I mixed in a couple of bags of Garden Valley Planting Compost into the garden bed along with some leftover Lilly Miller pelletized lime in March. We ended up planting the tomatoes, zucchinis, and cucumbers in April, yes too early and they did struggle early on.

They were planted directly into the existing soil bed. After they were planted, I cultivated in some Happy Frog Tomato and Veggie Fertilizer and watered in with Neptune’s Harvest Tomato and Veg Formula; both of these have elemental calcium which is crucial in avoiding disease.

I have been fertilizing every couple of weeks – no set schedule, just when I feel like I have a few extra minutes to mix up 2 gallon jugs. Recently, I have introduced the Neptune’s Harvest Fish and Seaweed formula. Also, I have worked in some more Happy Frog Tomato & Veggie Fertilizer into the drip line in the last couple of weeks. I pinched off all bloom sets off of all plants until a month ago. I have pulled a couple of zucchinis off (they were excellent in flavor) and as you can see in the picture, the tomato plant is beyond the 5-foot HD plant support – yes a foot of it is in the ground, but that plant is over 5 feet tall. Plus there are hundreds of blossoms on it!

Both the zucchini and cucumber are really healthy.
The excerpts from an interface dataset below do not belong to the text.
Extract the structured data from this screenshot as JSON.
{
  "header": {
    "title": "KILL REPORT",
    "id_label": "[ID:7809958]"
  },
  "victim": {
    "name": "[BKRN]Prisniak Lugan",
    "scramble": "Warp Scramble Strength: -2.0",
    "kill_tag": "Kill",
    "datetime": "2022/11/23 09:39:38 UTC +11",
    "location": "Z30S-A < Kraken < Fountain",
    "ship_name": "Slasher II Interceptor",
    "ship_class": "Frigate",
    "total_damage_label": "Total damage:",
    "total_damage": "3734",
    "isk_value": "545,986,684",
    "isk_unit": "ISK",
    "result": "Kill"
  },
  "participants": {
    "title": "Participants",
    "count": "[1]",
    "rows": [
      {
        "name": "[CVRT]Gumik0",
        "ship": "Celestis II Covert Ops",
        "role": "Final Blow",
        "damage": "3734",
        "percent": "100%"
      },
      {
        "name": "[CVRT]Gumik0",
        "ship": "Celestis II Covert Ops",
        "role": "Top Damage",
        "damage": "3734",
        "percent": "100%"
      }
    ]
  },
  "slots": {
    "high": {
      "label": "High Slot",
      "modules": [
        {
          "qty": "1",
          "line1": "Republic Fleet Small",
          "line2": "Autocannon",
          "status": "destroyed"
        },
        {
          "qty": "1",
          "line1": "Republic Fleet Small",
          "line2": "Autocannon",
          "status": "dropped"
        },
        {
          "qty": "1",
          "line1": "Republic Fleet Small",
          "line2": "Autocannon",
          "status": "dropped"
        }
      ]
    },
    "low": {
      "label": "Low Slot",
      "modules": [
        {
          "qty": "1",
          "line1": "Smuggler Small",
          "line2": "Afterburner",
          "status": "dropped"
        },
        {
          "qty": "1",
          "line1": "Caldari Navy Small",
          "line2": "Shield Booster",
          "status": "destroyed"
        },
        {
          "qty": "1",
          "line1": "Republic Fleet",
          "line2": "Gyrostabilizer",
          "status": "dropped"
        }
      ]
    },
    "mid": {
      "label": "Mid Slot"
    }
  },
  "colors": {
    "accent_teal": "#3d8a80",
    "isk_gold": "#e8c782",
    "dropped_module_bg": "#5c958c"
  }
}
No leaf blight or mildew on either.

No insecticide of any kind has been used on any of these plants and they are all organic.

Again, a nice slow diet of nutrients instead of high octane, high nitrogen fertilizers.